Lecture 33: New Forms of the State
I want to turn for the next four lectures to the changing role of the state in the era of
globalization. I will discuss its economic aspects—whether the economic role of the State is
changing in the era of globalization, its political aspects—how whether the political role of the state
is changing in this era—and its cultural aspects—whether the role of the state in defining culture is
changing. As I do so, I’ll start to fill in some of the cultural aspects of globalization I went past
earlier in the course.
The Westphalian Era.
To set the stage, I first want to describe the rise of the state
between 1648 and 1914. Before this period, the state—then referred to as the kingdom—had to
share the stage with entities smaller than itself—the feudal fiefs—and with larger entities, the Holy
Roman Empire and the Papacy. The change that took place in the mid-seventeenth century was
that the smaller and larger entities were eliminated, laeving the states as the only important actors
on the geopolitical stage.
If you go back to the year 1200, let’s say, there were many different levels and kinds of
authority to whom allegiance of one sort or another was due. There was the local landowner,
probably a lower rank of nobility, like Baron, to whom allegiance was due in the first instance; and

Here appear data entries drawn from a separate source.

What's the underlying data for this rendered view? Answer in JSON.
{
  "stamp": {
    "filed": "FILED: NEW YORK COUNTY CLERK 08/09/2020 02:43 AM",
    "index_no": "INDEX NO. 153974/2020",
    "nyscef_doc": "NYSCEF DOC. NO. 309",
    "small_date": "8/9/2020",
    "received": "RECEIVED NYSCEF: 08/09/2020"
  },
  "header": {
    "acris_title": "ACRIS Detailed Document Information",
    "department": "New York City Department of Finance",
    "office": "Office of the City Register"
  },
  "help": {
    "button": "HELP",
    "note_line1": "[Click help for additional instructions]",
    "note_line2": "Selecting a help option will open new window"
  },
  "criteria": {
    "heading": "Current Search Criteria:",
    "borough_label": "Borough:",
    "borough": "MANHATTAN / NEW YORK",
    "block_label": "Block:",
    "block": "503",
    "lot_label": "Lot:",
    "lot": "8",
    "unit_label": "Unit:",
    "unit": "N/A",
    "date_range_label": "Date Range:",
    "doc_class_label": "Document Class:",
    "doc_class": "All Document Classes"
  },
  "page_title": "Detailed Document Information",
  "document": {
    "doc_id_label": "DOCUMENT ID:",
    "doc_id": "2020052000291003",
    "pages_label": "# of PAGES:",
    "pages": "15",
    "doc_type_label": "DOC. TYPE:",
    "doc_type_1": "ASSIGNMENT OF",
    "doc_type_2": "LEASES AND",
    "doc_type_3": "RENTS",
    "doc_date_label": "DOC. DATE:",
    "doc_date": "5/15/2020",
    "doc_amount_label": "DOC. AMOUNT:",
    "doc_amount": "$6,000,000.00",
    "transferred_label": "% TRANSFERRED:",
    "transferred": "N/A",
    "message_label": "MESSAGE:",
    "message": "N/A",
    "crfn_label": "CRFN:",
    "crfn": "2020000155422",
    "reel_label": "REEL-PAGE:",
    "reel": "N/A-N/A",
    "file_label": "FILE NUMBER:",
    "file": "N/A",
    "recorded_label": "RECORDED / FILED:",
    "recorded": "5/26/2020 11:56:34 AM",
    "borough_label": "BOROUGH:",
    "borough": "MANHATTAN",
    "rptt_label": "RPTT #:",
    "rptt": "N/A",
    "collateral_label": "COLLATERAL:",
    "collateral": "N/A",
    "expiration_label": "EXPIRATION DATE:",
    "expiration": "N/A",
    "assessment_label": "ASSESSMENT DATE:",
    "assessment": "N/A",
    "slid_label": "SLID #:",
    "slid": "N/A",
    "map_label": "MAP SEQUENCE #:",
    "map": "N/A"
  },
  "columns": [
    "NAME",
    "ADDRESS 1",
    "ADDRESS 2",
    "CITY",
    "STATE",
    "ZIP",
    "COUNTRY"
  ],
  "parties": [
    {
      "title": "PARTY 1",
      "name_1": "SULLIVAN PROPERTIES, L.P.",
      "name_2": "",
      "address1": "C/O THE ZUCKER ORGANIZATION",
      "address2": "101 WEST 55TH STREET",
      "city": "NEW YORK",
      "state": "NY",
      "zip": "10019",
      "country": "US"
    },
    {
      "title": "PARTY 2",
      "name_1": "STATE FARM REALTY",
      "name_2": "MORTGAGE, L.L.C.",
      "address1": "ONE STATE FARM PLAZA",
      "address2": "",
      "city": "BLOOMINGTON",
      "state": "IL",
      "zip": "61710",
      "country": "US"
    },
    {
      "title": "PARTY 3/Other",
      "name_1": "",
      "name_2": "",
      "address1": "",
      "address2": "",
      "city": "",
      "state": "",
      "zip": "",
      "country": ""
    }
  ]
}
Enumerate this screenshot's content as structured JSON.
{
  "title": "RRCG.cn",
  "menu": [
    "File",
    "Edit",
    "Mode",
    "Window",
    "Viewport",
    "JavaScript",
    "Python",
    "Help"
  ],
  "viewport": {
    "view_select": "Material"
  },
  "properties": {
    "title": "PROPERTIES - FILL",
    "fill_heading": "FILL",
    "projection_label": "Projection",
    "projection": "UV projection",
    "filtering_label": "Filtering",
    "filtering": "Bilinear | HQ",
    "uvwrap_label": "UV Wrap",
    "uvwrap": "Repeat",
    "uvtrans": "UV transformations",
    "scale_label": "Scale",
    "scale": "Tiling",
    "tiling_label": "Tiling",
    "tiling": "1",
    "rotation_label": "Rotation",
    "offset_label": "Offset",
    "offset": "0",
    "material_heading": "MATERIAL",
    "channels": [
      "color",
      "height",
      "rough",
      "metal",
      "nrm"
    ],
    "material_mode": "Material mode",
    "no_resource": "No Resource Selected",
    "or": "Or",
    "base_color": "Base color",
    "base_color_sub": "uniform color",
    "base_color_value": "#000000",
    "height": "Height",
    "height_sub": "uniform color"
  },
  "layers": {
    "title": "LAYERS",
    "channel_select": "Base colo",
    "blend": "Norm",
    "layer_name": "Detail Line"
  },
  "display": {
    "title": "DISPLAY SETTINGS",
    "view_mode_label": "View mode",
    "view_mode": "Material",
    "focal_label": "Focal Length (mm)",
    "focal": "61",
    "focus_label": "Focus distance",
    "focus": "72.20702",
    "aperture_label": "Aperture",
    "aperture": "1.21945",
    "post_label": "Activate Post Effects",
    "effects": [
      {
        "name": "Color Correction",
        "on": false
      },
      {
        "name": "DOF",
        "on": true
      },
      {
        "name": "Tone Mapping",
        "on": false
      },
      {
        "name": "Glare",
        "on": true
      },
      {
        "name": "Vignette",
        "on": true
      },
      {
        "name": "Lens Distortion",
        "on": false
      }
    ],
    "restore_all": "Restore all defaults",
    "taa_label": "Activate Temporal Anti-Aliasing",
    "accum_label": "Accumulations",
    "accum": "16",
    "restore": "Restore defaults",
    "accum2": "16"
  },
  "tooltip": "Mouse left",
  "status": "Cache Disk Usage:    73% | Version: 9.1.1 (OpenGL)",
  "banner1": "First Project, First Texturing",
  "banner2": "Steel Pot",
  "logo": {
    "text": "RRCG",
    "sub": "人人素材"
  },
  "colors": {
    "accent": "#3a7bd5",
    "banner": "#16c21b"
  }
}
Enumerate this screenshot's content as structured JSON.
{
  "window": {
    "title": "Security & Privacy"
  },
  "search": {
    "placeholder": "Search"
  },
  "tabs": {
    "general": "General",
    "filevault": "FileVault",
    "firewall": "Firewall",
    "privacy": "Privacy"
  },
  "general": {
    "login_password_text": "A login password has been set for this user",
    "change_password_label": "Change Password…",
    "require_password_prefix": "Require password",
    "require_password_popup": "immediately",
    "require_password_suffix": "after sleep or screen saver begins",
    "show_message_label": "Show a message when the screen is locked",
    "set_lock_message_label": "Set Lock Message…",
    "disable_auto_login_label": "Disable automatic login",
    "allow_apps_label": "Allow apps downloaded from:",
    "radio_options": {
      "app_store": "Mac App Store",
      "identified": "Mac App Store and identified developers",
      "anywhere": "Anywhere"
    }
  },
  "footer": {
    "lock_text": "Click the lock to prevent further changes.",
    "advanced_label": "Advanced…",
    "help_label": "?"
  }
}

not only allegiance, but taxes and rents—in fact the two were more or less indistinguishable; rents
and taxes supported armed men who kept the Baron in power. The local nobility ran the local court
system, appointed what local officials there were, and from the point of view of the commoner was
the most present and most important layer of government. Above the Baron would be the higher
nobility, the Duke or Marquis, to whom the lower nobility owed allegiance, and more than that,
armed assistance in times of trouble. It was also from the upper nobility that the common people
took their political identity, insofar as there was political identity larger than the village. In the
present territory of France, people thought of themselves, not as French, but as Bretons or Normans
or Gascons or whatever, and the noble landowner holding title to that level of allegiance would be
the Duke of Brittany or Normandy or whatever.
Above the great territorial nobles was the king, to whom everyone on down owed
allegiance. But this obligation was not absolute, in several senses. The king owed duties to the
nobility, just as they owed duties to him. In addition, and maybe more to the point, the king’s